◆ **ASSIGNMENT**
Within the entries below, every line containing "this" is to be copied.

◆ **RECORDS FOR THE TASK**

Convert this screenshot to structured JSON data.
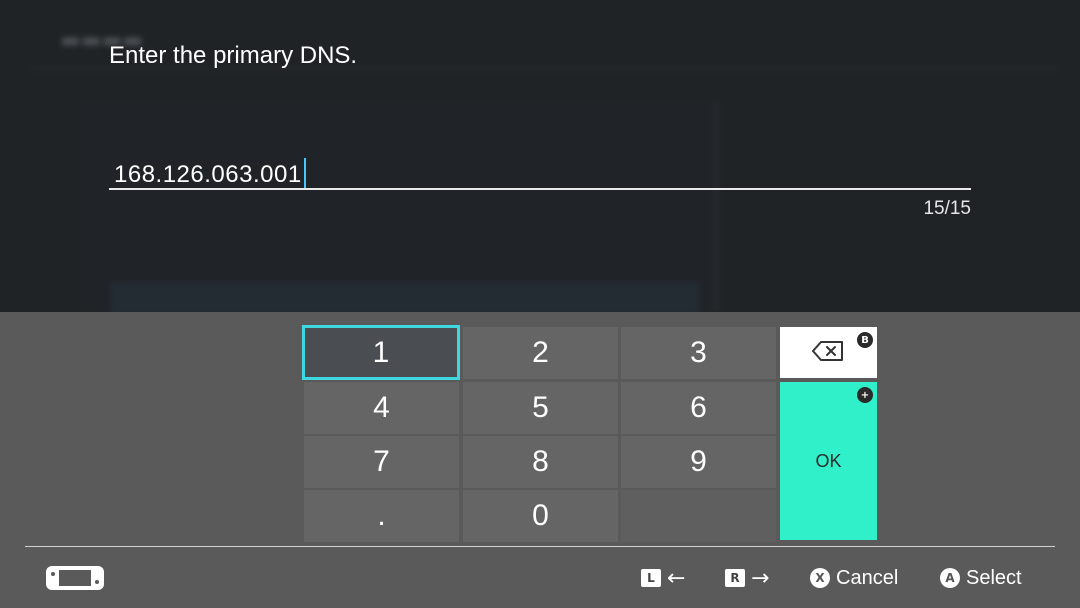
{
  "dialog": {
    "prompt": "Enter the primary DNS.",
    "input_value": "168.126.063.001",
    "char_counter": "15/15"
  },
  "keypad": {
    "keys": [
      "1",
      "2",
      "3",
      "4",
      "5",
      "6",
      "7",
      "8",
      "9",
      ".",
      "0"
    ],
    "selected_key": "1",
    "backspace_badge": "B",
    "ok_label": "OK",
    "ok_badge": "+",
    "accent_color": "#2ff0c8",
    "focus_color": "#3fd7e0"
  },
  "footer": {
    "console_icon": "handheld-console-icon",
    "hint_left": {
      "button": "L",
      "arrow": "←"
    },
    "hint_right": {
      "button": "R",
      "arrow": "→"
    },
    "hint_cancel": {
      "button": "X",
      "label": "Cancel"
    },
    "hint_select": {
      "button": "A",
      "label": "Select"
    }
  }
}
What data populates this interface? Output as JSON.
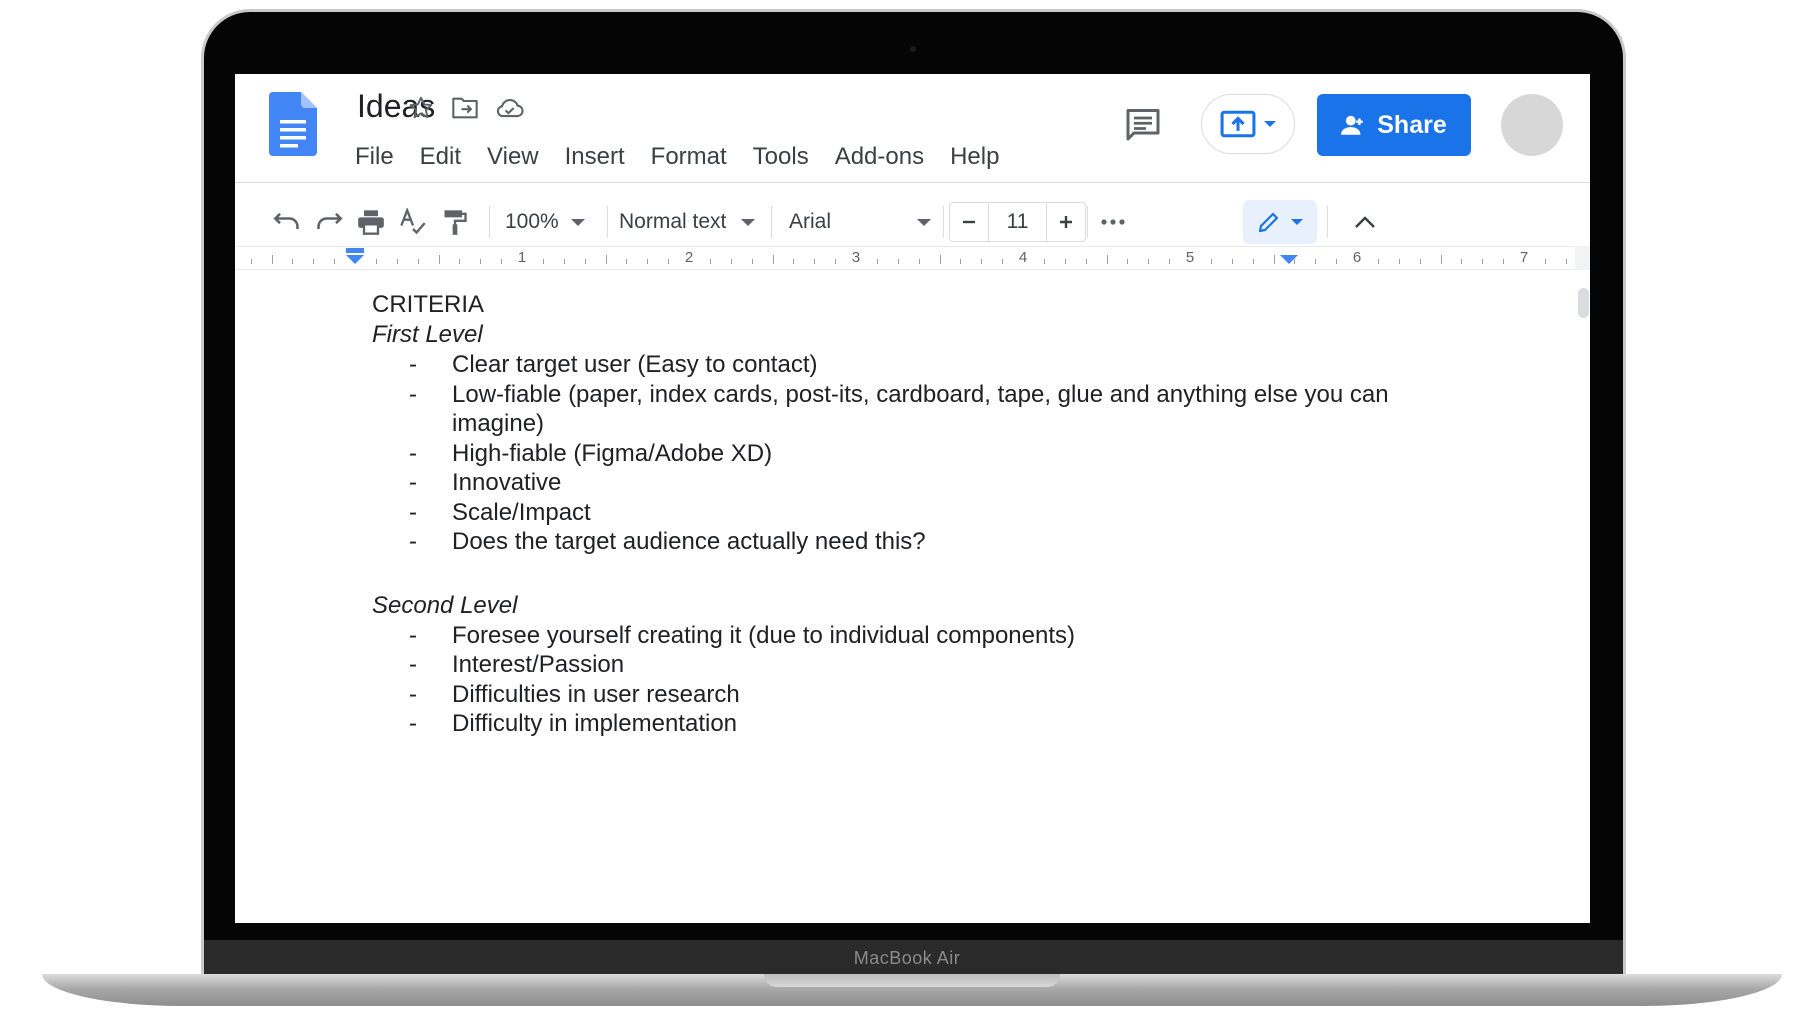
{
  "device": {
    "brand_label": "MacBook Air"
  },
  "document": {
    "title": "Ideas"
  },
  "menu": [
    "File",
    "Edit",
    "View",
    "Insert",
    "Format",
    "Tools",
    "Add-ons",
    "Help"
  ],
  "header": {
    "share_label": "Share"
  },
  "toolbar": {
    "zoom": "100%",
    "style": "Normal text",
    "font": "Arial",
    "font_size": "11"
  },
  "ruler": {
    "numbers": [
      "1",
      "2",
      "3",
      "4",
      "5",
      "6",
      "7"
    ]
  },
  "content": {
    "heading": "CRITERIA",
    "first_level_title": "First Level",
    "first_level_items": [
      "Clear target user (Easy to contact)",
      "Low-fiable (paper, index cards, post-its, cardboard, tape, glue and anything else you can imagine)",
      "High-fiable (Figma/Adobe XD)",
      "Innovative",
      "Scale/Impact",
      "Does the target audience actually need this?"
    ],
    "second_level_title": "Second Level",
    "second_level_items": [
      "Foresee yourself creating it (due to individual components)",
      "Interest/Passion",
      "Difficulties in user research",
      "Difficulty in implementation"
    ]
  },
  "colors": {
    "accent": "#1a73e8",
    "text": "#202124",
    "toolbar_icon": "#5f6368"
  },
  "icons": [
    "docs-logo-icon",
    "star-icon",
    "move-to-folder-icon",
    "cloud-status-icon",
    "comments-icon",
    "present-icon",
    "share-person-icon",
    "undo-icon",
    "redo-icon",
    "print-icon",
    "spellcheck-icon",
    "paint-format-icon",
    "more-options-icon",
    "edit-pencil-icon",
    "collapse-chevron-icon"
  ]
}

◆ **ANSWER SECTION**
Convert this screenshot to structured JSON data.
What data populates this interface? Output as JSON.
      "Does the target audience actually need this?"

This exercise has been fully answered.